China must account for ‘ghosts’ of Tiananmen massacre


The United States urged China to account for the “ghosts'” of a crackdown on student-led pro-democracy protests in and around Beijing’s Tiananmen Square in 1989 as tens of thousands in Hong Kong held a candlelight vigil for the victims, France24 reports.

After confronting what it considered an existential threat to its rule, China’s ruling Communist party has spent the intervening decades cementing near absolute control over all aspects of governance, the FT adds.

“We are even farther from democracy today than we were in 1989,” said Teng Biao (right), a prominent Chinese rights lawyer in exile. “That a nonviolent democratic movement was suppressed by tanks and guns and ended in a tragic massacre had big influence on the economy and markets, but the political system did not develop in tandem.”

Organizers of this year’s event have seized on the death the Nobel Peace Prize laureate Liu Xiaobo, prominently displaying a bust of him in the city’s Times Square and bringing it to Monday night’s vigil. Democracy activists have been calling for the release of his widow, Liu Xia, who is under house arrest, the New York Times reports.

In the years following the Tiananmen massacre, Liu became the world’s most eloquent and impassioned voice for democracy and human freedom, the National Endowment for Democracy’s Carl Gershman notes. Liu understood the enormity of the challenge he faced as a dissident democrat defying the power of the authoritarian Chinese state, he writes for World Affairs Review:

But he remained hopeful about the prospect for democracy in China because he saw the economic, ideological, and political pillars of Chinese totalitarianism eroding under the impact of the forces of modernization and technological change.  He believed that such forces were changing not just the institutions of China but also the consciousness of the people. 

In his famous essay “To Change a Regime by Changing a Society,” published in 2006, Liu wrote that dissidents could no longer be cowed into submission by the repressive regime.  “Political persecution can still bring economic loss and the loss of personal freedom, but it can no longer destroy a person’s reputation or turn a person into a political leper.  Indeed, today it can have the opposite effect—not merely failing to destroy one’s dignity or spirit but actually helping a person to achieve spiritual wholeness, and even, in the view of others, to rise to the status of ‘conscience of the people’ or ‘hero of truth.’” 

The chairs of the bipartisan Congressional-Executive Commission on China reiterated their call for the Chinese government to end prohibitions of public and online discussion about the event, and reaffirmed their support for robust enforcement of “Tiananmen sanctions” and other export controls that limit the ability of Chinese police and security forces to buy U.S. technology for surveillance, crowd control, and censorship.
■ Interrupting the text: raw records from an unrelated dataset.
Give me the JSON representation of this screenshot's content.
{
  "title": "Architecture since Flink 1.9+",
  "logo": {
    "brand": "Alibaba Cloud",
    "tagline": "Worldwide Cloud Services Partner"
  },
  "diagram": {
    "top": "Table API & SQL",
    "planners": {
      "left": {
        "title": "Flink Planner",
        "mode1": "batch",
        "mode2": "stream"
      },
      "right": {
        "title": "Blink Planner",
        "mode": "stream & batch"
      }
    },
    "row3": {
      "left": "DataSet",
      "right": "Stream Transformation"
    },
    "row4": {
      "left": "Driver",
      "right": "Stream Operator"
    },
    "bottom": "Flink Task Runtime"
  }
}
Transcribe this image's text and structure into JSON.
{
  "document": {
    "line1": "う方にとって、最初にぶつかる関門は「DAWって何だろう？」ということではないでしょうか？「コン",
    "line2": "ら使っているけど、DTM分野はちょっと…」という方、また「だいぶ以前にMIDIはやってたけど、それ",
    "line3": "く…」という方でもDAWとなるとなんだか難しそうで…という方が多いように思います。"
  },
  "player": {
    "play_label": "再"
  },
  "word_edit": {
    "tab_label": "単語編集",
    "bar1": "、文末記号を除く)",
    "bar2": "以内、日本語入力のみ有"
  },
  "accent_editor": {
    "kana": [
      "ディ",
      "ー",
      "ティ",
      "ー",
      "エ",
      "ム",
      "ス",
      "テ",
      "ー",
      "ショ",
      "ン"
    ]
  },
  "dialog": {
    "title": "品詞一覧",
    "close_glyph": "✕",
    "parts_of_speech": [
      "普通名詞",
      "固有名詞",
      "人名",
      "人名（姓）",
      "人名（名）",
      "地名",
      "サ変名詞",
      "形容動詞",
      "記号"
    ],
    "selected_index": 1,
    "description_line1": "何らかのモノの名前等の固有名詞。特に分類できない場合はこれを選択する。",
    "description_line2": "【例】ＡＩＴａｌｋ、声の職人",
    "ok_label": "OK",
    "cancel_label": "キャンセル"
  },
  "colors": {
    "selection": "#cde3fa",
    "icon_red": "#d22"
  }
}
  • CECC Resources on Tiananmen & its Legacy:  The CECC Political Prisoner Database has 435 records of individuals currently or formerly detained for participating in the pro-democracy demonstrations in spring 1989, seeking redress for Chinese government violence on or around June 4, 1989, or trying to commemorate June Fourth.  Highlighted below are some cases of those detained or silenced for peacefully advocating for the same human rights and political reforms that inspired the pro-democracy protesters in 1989:
  • Human Rights House

    Liu Xia (right):  Wife of the late writer and Nobel Peace Prize laureate Liu Xiaobo whom authorities first detained as an alleged “black hand” behind the Tiananmen protests, Liu Xia remains under extrajudicial confinement at her home for the eighth year. …

  • Huang Qi:  Citizen journalist and founder of the rights monitoring website 64 Tianwang Human Rights Center, Huang was detained in November 2016 and charged with “illegally providing state secrets overseas…
  • Qin Yongmin: A prominent democracy advocate, Qin has been detained without trial since January 2015, reportedly facing charges of “subversion of state power”….
  • Zhen Jianghua:  A human rights activist and citizen journalist, Zhen was detained in September 2017.  Zhen is an executive director of Human Rights Campaign in China,….
  • Tiananmen Mothers:  A group of parents and family members of the victims of the violent suppression of the pro-democracy demonstrations in spring 1989, the Tiananmen Mothers continue to press for government accountability and redress. ….

Panel Discussion: Exploring the Contested History of Tiananmen Square 

Join the Victims of Communism Memorial Foundation on June 5th for an expert panel discussion on the relevance of the Tiananmen Square Massacre today, and for the presentation of the Foundation’s Human Rights Award Fang Zheng, who had both of his legs crushed by an oncoming tank in Tiananmen Square after pushing one of his schoolmates to safety. Speakers: Yang Jianli, president of Initiatives for China; Natalie Liu, reporter for Voice of America; Robert Suettinger, senior adviser at the Stimson Center; Fang Zheng, president of the Chinese Democracy Education Foundation; and Peter Mattis, research fellow in China studies at the Victims of Communism Memorial Foundation.

Tuesday, June 5 12:00 PM – 1:00 PM. Rayburn House Office Building, Room 2043, Capitol Hill. RSVP here.

Print Friendly, PDF & Email